1.0 means that it will consume the error budget at a rate that will leave you with zero (
0) budget at the end of the SLO window.
If you consider a 30 day SLO, a consistent burn rate of
1.0 will leave you with zero (
0) budget at 30 days. A SLO with a burn rate of
2.0 will leave you with zero (
0) budget at 15 days.
You may care about burn rate if you seek to understand the severity of issues in your SLO.
Burn Rate is not the same as an error rate in a SLO. An error rate is the number of errors divided by the total number of events in the last time period. Burn rate is the ratio of the actual error rate to the expected error rate.
Burn rate helps gauge the impact that errors have on your services based on the agreed-upon reliability goals.
If the burn rate is greater than
1.0, it indicates that the service is experiencing more errors than it should according to its SLOs.
A Burn Alert is an alert that signals that the error budget is being burned down rapidly.
In addition to establishing acceptable/desired service levels overall, an SLO provides context that allows different members of the team to make good decisions about things related to the service and its availability, performance, and so on. For example, the on-call team will be able to tell if an error is important enough to get out of bed for, and management will be able to report with precision on just how degraded a service is. SLOs can also provide an agreed-upon set of priorities for the organization to use when making decisions to develop new functionality or fix bugs vs invest in infrastructure upgrades, and so on.

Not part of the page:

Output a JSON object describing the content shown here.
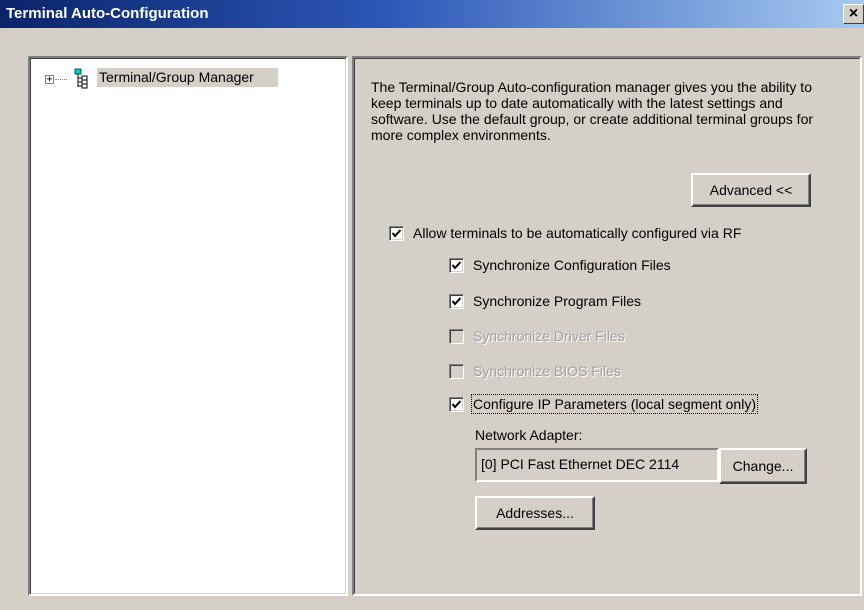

Having SLOs means you can make clear and accurate statements about the impact of both production incidents and development activities on your overall quality of service.
Deciding what to track using SLOs can be made easier if you keep the following tips in mind:
Be as close to the system’s edge as possible, then rely on tools like BubbleUp to pinpoint issues.
Prefer tracking based on user workflows over internal team structures. Make SLOs more relevant to actual user concerns.
Focus on actionable issues worth paging on. Filter out legitimate reasons for a user to see a failure (for example, invalid credentials or user disconnects).
Identify load-dependent measures that remain consistent with increased input.
For example, if you have upload endpoints that may receive large files, making the SLO’s success independent of the payload size will make the SLO more reliable. In this case, consider using transfer speed instead of response time to normalize performance across payload sizes.
Consider more comprehensive, broad SLOs for key performance events. This makes them self-contained and friendlier to use than creating multiple distinct SLOs or filtering various unrelated spans within a single derived column.
For example, aim for 500 ms response times for “normal” interactive endpoints but allow a few more seconds on authentication endpoints that intentionally slow down when hashing passwords. You can benefit from this approach because the load can still impact your infrastructure and having both types of signal within the same service level indicator (SLI) can uncover weirder interactions.
Consider filtering out specific customers or bad actions (for example, pen-testing) as a temporary solution for better understanding. Use filtering when:
When you structure SLOs, follow these guidelines:
Develop SLOs incrementally, starting with an initial signal and gradually reducing noise for clearer signals.
Ideally, include new code paths for existing features in existing SLOs. If a new path’s volume is so low that 100% downtime would not alert anyone, consider creating a different SLO to track it separately.
In cases where your observability does not align well with detecting both failures and performance issues within a single SLO, monitor effectively by developing separate SLOs–one to monitor failures and one to monitor performance issues.
When determining a target budget and percentage, take an iterative approach.
Whenever possible, organize observability around features rather than code structure. For additional insights, visit our blog post: Data Availability Isn’t Observability.
Document any exceptions or intricacies related to the SLI within the SLO description. Doing so allows you to add more extended comments than on the SLI page itself.